• _Your objective_
Look for "placeholder" in each line of the records, and copy the lines that have it.

• _Extracted data_
━━━━━━━━
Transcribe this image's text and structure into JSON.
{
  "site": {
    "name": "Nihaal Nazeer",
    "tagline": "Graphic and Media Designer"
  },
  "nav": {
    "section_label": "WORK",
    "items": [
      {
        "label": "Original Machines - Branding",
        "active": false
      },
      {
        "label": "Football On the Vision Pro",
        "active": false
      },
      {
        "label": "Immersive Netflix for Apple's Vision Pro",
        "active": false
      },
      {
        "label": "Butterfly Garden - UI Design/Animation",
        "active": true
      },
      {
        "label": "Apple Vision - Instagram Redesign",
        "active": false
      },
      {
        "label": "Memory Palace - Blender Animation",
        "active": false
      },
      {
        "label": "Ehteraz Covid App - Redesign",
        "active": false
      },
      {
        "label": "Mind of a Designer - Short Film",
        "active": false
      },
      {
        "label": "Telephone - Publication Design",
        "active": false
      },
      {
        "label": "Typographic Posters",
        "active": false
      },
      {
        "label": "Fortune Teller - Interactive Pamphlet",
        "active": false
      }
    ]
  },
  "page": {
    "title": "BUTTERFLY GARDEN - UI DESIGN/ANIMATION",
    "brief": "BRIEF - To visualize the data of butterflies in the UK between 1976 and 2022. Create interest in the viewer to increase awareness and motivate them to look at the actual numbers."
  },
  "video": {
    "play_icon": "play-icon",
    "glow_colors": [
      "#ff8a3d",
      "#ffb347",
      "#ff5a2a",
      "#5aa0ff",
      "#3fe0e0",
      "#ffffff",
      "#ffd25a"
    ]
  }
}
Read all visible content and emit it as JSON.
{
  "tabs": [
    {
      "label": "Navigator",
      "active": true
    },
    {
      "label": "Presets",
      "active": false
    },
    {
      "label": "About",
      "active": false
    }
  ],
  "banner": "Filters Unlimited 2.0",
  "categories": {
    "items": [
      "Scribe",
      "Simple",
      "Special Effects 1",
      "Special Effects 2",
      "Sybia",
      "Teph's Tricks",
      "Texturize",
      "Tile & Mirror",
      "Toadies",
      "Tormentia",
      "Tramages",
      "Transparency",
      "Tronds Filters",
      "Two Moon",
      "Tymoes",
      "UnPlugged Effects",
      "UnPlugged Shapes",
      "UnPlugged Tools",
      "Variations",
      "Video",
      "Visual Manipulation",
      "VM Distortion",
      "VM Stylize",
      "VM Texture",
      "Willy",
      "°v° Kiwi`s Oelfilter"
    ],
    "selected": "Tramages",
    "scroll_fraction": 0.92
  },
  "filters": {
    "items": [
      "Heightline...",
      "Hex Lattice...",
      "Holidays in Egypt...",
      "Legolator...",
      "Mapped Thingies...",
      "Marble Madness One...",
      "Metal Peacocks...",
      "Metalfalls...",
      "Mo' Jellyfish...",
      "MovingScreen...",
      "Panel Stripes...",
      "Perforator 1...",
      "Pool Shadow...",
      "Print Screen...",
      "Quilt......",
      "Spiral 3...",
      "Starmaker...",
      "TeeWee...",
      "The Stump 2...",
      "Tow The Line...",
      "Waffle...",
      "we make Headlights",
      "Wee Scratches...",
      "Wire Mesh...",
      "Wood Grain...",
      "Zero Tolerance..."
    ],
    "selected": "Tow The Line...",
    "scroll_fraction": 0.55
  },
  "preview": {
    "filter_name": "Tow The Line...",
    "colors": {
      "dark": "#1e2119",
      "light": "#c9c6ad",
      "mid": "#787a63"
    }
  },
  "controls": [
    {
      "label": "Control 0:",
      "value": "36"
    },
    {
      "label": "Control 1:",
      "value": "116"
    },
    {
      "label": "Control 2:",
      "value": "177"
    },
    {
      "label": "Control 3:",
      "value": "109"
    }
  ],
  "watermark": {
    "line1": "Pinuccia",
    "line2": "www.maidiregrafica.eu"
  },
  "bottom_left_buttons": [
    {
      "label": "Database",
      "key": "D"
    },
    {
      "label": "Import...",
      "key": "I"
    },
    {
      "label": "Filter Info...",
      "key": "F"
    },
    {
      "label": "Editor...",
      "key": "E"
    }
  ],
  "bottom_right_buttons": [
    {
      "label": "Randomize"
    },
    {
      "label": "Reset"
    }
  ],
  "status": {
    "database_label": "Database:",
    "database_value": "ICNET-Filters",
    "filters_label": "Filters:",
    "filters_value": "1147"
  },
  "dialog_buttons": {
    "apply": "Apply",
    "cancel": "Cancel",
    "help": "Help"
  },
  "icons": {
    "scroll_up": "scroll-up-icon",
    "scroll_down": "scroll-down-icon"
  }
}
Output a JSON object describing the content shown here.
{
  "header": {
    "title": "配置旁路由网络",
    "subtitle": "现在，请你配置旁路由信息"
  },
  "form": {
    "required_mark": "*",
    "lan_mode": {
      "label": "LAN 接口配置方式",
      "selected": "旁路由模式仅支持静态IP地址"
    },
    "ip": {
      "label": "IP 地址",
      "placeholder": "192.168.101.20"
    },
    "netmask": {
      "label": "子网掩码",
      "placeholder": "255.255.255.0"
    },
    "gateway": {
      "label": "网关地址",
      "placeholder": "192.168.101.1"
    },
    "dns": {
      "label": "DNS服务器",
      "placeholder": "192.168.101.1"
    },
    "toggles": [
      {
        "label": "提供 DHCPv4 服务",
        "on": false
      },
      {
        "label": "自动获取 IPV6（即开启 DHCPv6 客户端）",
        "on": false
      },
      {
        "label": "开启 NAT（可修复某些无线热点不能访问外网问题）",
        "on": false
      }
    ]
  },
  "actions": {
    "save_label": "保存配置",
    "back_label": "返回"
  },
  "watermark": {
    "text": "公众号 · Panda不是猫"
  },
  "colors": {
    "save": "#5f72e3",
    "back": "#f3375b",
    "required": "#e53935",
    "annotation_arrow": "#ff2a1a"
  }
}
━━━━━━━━
• _Worked solution_
      "placeholder": "192.168.101.20"
      "placeholder": "255.255.255.0"
      "placeholder": "192.168.101.1"
      "placeholder": "192.168.101.1"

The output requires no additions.